So anyway, with toys these days mashed perennially with other media, particularly TV, I took the opportunity to pick up a Supermag Cyberman, modelled after the new Doctor Who characters. He's a jolly little chap, standing about 7 inches/17cm tall.

Plastwood (the makers of the Supermag range) have done a cracking job on the details, particularly the head and torso, using quality plastics with a good fit and finish.

The trademark magnetic joints primarily make up the arms, with the head, torso, hip and ankle joints being steel ball and plastic sockets. Sadly, the knees are fixed - I suspect the intention was to make them magnetic, but the lack of friction to hold these joints in place would have been a deciding factor.

The upper legs are just the Supermag plastic rods and so look spindly in comparison to the rest of the figure.

The Doctor Who range includes a Dalek, K-9, and a Tardis, but I think this is the best because it's the least construction-y toy looking. And he looks cool, to boot.

Monday, October 22, 2007

My definition is this

The other day I visited our local, friendly 'recycling centre' (AKA 'the dump') to drop off some 'materials for recycling' (AKA 'rubbish') only to notice the giant crates of broken CRT TVs sitting there like the sun bleached ivory of a technological graveyard. With a slight twinge of sadness, I wondered (had they not been quite damaged by the October climate in Scotland) if any were perfectly good TVs before they made that last, lonely trip to the telly knackers yard. Requiring only a Playstation 1 or just a set top aerial for company, I suspect many had years of quality viewing left in them. Perhaps, I thought, they had company on that last trip in the shape of a broken Flymo and that Strimmer that never fed it's twine properly. Ever.

It's now quite hard to buy a CRT, standard definition TV here in the UK unless you go to a supermarket and even there they are flogging cheap HD-ready, digital TV capable screens of decent size and questionable quality. I, for one, welcome our new digital TV overlords having 'bought into' the idea last year with the purchase of a modest 26" model from Philips, and only then just managed to clamber halfway from the primordial sludge that is Standard Definition TV.

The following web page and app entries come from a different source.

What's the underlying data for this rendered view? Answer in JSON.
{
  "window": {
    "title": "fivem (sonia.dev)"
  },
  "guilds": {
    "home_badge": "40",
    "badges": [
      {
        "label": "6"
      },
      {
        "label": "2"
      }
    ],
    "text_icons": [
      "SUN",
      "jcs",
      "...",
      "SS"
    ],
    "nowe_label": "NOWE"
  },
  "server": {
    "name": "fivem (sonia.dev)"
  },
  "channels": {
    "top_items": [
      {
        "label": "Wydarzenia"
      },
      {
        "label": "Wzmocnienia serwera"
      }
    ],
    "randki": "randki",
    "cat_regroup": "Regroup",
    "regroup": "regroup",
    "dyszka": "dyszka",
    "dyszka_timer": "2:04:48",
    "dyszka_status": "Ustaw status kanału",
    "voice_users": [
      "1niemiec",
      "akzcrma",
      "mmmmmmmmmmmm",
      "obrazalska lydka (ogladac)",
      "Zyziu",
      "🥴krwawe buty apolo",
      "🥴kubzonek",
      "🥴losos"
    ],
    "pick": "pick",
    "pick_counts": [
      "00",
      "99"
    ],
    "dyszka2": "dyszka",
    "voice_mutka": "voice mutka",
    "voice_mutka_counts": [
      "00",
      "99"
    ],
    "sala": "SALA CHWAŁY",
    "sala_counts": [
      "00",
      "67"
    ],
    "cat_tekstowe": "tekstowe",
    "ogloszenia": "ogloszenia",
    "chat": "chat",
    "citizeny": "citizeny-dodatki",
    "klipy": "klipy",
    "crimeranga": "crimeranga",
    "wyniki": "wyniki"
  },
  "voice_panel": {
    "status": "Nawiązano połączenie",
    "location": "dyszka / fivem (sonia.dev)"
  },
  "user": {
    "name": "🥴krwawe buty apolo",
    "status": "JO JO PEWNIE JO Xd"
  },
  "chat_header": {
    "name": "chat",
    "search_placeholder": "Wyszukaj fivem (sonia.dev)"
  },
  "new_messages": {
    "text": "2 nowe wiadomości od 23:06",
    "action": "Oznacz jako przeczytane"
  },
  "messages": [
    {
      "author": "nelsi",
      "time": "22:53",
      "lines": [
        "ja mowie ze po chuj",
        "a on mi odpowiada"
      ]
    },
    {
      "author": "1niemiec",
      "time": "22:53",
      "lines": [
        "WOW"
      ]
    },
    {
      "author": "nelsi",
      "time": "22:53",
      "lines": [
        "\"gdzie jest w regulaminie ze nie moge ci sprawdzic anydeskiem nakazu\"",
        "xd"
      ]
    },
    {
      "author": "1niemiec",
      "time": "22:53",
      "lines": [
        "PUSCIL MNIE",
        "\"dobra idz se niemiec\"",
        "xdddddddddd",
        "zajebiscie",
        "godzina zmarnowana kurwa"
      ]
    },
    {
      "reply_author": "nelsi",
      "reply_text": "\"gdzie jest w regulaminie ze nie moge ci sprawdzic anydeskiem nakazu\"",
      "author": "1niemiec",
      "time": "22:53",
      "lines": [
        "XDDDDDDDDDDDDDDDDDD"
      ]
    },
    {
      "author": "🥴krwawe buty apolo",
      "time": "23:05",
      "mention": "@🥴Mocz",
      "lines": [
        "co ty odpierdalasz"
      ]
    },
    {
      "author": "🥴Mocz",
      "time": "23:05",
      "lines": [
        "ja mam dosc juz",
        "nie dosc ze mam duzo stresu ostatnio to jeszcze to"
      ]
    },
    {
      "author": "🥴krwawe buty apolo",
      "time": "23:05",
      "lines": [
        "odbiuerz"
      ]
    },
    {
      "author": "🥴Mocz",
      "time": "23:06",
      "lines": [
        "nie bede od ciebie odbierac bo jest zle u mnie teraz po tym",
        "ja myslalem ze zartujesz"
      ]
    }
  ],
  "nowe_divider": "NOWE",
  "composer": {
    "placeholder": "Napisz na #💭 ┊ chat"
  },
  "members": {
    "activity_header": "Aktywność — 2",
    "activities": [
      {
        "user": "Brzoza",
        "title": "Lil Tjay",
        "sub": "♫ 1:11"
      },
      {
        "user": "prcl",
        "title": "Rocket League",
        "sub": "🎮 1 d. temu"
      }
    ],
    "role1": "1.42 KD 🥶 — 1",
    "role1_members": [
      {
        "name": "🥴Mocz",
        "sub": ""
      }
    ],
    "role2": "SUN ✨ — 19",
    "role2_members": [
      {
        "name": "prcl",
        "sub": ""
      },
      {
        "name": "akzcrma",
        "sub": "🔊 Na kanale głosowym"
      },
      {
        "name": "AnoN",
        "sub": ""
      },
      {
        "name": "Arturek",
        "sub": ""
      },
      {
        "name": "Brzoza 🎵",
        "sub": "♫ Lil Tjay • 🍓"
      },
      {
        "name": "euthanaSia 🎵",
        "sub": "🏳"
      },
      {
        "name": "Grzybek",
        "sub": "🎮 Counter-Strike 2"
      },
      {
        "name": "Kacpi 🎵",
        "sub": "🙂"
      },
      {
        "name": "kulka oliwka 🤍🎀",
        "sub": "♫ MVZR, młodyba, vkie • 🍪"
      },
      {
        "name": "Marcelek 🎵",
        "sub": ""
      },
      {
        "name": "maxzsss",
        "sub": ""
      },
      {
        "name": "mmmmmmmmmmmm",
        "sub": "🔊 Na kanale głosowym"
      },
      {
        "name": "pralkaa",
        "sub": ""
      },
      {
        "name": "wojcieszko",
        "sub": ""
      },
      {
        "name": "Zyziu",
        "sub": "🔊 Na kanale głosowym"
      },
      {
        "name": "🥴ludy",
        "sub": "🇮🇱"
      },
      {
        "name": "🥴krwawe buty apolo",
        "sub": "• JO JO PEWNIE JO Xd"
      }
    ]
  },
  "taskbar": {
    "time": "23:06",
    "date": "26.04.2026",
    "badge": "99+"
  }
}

So earlier this year, in order to lie basking on the sun-cracked mud of HD and with not a little trepidation, I purchased a Sony HDR-HC5 high definition camcorder to replace my broken Canon. Call it futureproofing if you like, but I was determined not to go back to fuzzy old DV, even if I can't fully utilise the HV footage, for reasons I shall explain soon.

Next up will be a mini review of the HDR-HC5 and my thoughts on that choice 6 months on from buying it.